Volume 4 (2003), Issue 1, Pages 37-46
Conference Paper

The S. cerevisiae HAP Complex, a Key Regulator of Mitochondrial Function, Coordinates Nuclear and Mitochondrial Gene Expression

1Laboratoire de Génétique Moléculaire, IGM, Batiment 400. Université Paris Sud, 91405 Orsay Cedex, France
2Aventis Pharma, Core Biotechnology/Yeast Genomics. 13 Quai Jules Guesde, Vitry sur Seine 94403, France
3Centre de Génétique Moléculaire, Avenue de la Terrasse, Gif sur Yvette, 91198, France

Received 26 August 2002; Accepted 4 December 2002

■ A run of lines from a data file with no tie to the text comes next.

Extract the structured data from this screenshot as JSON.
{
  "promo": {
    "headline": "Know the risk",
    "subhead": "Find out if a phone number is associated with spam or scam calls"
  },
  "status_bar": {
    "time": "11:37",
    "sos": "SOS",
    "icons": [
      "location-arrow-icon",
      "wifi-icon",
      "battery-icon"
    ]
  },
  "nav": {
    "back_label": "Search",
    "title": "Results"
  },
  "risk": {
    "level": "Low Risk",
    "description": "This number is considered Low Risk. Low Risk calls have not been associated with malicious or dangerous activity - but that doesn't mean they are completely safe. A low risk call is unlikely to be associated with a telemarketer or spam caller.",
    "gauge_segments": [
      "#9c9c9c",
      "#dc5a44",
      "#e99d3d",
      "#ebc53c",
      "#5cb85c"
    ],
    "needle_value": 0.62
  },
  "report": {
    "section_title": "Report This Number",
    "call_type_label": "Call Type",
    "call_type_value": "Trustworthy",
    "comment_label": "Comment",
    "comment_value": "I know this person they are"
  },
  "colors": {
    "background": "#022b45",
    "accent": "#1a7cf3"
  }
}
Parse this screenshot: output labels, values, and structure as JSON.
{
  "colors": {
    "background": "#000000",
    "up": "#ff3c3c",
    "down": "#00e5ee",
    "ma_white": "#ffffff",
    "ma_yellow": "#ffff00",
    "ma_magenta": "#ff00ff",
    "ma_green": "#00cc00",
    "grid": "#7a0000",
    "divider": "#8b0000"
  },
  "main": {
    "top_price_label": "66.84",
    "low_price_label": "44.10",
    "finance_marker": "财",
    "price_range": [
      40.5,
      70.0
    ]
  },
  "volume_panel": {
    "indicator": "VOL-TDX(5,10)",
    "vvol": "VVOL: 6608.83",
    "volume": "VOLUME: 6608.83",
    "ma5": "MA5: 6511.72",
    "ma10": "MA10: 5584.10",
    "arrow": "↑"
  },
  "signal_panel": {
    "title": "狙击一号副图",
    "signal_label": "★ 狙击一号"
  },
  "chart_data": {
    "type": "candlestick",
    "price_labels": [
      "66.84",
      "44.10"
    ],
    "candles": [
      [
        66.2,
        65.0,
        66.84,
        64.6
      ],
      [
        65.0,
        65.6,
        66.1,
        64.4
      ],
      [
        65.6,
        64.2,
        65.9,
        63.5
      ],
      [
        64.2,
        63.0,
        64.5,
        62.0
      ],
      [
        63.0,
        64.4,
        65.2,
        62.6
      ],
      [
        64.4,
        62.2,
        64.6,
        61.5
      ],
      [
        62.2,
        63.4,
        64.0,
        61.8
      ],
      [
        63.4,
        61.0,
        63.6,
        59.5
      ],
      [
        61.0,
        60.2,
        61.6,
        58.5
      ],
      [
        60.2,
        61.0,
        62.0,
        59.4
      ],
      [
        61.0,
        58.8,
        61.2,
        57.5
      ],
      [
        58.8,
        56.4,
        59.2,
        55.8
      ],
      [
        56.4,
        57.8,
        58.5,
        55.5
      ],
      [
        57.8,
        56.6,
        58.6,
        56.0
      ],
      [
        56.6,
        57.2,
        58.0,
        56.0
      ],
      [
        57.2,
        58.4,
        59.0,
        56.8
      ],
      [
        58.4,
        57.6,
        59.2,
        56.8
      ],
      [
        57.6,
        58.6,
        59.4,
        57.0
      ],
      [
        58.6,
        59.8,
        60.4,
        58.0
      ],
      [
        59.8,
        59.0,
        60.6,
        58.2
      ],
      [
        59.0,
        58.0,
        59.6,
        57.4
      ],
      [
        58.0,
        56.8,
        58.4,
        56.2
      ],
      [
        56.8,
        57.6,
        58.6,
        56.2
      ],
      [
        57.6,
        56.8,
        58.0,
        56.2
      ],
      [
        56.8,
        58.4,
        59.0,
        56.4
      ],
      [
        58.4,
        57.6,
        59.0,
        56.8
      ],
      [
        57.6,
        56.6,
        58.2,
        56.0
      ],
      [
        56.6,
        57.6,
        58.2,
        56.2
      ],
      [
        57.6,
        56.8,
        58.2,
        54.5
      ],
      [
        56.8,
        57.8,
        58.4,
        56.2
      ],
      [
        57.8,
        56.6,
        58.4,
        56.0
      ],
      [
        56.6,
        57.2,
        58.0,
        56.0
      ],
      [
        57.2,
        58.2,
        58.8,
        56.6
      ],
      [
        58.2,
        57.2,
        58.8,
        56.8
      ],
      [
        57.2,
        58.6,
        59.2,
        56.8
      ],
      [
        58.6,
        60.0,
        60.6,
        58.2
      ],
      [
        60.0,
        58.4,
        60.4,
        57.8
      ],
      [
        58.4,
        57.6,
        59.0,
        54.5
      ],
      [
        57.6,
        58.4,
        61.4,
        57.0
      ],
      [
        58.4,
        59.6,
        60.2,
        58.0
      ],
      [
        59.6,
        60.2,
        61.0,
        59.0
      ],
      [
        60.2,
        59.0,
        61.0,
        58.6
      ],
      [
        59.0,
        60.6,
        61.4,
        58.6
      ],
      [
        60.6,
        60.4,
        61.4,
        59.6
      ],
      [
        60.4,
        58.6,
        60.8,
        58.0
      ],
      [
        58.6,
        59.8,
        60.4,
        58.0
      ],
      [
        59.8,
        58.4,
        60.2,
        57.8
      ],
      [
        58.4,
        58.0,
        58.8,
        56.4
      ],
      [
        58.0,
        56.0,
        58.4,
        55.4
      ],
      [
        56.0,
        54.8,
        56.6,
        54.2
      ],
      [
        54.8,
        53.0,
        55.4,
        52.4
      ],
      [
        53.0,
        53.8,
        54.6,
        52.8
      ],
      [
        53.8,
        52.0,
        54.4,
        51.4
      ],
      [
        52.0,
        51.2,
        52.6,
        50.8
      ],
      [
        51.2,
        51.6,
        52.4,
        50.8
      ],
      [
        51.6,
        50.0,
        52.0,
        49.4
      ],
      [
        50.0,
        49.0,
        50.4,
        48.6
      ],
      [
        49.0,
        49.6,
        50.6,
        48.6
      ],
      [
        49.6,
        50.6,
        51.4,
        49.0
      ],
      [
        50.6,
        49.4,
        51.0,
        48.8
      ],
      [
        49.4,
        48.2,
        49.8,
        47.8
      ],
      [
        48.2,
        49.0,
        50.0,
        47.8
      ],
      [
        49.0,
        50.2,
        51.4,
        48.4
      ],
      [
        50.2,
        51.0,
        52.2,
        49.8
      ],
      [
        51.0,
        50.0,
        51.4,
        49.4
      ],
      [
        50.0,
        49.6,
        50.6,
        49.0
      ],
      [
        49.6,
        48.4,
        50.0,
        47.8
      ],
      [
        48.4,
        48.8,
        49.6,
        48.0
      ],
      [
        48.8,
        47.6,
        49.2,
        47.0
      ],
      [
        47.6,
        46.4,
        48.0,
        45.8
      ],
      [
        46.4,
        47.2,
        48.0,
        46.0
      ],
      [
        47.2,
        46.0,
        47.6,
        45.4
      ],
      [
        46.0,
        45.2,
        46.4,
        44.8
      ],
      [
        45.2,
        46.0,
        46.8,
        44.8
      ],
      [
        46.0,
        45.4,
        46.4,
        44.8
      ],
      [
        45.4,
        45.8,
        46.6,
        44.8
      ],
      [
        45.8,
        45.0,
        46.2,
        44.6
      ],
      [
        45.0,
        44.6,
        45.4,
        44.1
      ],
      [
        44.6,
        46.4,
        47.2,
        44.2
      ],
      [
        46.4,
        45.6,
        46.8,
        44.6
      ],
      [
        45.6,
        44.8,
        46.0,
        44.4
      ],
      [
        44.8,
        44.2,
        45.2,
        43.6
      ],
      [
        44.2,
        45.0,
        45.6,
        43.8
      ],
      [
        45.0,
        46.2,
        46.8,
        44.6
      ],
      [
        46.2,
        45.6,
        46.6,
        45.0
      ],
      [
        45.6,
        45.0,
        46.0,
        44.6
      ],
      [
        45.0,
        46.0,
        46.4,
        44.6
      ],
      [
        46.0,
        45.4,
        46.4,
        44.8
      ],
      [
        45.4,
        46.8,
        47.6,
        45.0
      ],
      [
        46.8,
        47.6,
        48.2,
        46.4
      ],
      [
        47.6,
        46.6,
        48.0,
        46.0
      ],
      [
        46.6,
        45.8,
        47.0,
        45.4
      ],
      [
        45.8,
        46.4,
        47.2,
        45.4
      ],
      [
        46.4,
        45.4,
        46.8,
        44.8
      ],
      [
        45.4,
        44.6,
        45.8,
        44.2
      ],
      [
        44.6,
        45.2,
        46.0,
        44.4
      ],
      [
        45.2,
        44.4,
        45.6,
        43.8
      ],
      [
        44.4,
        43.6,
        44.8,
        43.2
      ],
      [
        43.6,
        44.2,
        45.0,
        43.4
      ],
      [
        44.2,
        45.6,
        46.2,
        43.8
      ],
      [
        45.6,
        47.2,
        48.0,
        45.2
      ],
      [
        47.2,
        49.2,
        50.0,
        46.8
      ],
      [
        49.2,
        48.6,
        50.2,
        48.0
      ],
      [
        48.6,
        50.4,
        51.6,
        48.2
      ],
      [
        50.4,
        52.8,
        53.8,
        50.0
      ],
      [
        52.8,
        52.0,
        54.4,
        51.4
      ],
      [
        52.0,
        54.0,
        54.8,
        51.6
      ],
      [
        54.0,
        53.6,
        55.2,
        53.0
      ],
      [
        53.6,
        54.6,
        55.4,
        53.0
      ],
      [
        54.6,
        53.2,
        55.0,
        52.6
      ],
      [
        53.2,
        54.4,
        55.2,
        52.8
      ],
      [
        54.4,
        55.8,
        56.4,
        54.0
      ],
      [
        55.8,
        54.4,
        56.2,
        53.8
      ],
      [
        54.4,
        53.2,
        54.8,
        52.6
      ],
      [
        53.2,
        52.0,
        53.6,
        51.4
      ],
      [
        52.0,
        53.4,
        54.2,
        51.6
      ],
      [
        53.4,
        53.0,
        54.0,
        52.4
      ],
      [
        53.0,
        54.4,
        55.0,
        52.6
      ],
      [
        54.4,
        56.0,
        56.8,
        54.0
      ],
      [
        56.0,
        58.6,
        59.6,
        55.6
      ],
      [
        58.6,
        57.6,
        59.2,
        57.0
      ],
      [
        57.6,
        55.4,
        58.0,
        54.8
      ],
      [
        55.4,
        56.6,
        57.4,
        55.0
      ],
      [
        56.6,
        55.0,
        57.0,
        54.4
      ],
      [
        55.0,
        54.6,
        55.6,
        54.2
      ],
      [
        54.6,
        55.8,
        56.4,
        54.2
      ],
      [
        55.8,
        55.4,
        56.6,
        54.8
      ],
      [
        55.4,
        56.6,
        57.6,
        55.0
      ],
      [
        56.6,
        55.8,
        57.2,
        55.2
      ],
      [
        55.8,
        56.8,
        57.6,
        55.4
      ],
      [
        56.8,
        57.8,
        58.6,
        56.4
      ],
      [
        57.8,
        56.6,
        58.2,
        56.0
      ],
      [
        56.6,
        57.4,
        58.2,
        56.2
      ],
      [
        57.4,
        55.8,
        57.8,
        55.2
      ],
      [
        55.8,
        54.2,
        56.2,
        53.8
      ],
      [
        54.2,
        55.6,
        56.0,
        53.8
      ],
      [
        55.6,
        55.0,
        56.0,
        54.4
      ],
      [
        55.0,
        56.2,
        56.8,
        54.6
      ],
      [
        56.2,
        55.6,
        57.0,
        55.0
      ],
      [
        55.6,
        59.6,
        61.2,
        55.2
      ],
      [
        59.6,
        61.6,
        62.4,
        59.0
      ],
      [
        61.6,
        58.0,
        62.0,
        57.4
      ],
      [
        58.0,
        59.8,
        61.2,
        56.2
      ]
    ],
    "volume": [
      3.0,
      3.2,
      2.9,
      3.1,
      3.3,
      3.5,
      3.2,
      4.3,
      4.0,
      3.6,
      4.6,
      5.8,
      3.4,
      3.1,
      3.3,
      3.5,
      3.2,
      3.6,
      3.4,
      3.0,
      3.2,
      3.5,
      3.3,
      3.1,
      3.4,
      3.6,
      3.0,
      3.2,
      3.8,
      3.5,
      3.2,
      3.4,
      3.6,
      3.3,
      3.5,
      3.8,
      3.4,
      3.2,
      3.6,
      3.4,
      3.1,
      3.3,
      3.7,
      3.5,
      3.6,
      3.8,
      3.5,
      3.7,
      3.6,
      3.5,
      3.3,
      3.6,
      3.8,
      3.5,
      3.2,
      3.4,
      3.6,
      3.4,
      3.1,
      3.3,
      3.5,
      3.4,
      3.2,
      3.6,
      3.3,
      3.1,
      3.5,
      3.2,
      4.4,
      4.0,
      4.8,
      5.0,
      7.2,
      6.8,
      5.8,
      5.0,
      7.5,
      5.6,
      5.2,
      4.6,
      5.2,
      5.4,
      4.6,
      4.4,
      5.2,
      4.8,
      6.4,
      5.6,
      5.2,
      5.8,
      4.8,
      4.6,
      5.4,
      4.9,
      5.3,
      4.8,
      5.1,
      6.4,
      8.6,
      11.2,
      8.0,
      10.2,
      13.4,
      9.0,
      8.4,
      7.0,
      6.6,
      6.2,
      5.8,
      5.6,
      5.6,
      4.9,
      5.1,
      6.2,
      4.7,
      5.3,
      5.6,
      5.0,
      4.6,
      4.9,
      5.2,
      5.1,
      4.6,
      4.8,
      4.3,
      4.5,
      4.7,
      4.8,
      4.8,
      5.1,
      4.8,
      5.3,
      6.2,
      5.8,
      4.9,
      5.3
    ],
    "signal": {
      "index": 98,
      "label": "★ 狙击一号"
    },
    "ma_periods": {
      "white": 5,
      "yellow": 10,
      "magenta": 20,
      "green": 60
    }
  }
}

Copyright © 2003 Hindawi Publishing Corporation. This is an open access article distributed under the Creative Commons Attribution License, which permits unrestricted use, distribution, and reproduction in any medium, provided the original work is properly cited.


We have compared Saccharomyces cerevisiae global gene expression in wild-type and mutants (Δhap2 and Δhap4) of the HAP transcriptional complex, which has been shown to be necessary for growth on respiratory substrates. Several hundred ORFs are under positive or negative control of this complex and we analyse here in detail the effect of HAP on mitochondria. We found that most of the genes upregulated in the wild-type strain were involved in organelle functions, but practically none of the downregulated ones. Nuclear genes encoding the different subunits of the respiratory chain complexes figure in the genes more expressed in the wild-type than in the mutants, as expected, but in this group we also found key components of the mitochondrial translation apparatus. This control of mitochondrial translation may be one of the means of coordinating mitochondrial and nuclear gene expression in elaborating the respiratory chain. In addition, HAP controls the nuclear genes involved in several other mitochondrial processes (import, mitochondrial division) that define the metabolic state of the cell, but not mitochondrial DNA replication and transcription. In most cases, a putative CCAAT-binding site is present upstream of the ORF, while in others no such sites are present, suggesting the control to be indirect. The large number of genes regulated by the HAP complex, as well as the fact that HAP also regulates some putative transcriptional activators of unknown function, place this complex at a hierarchically high position in the global transcriptional regulation of the cell.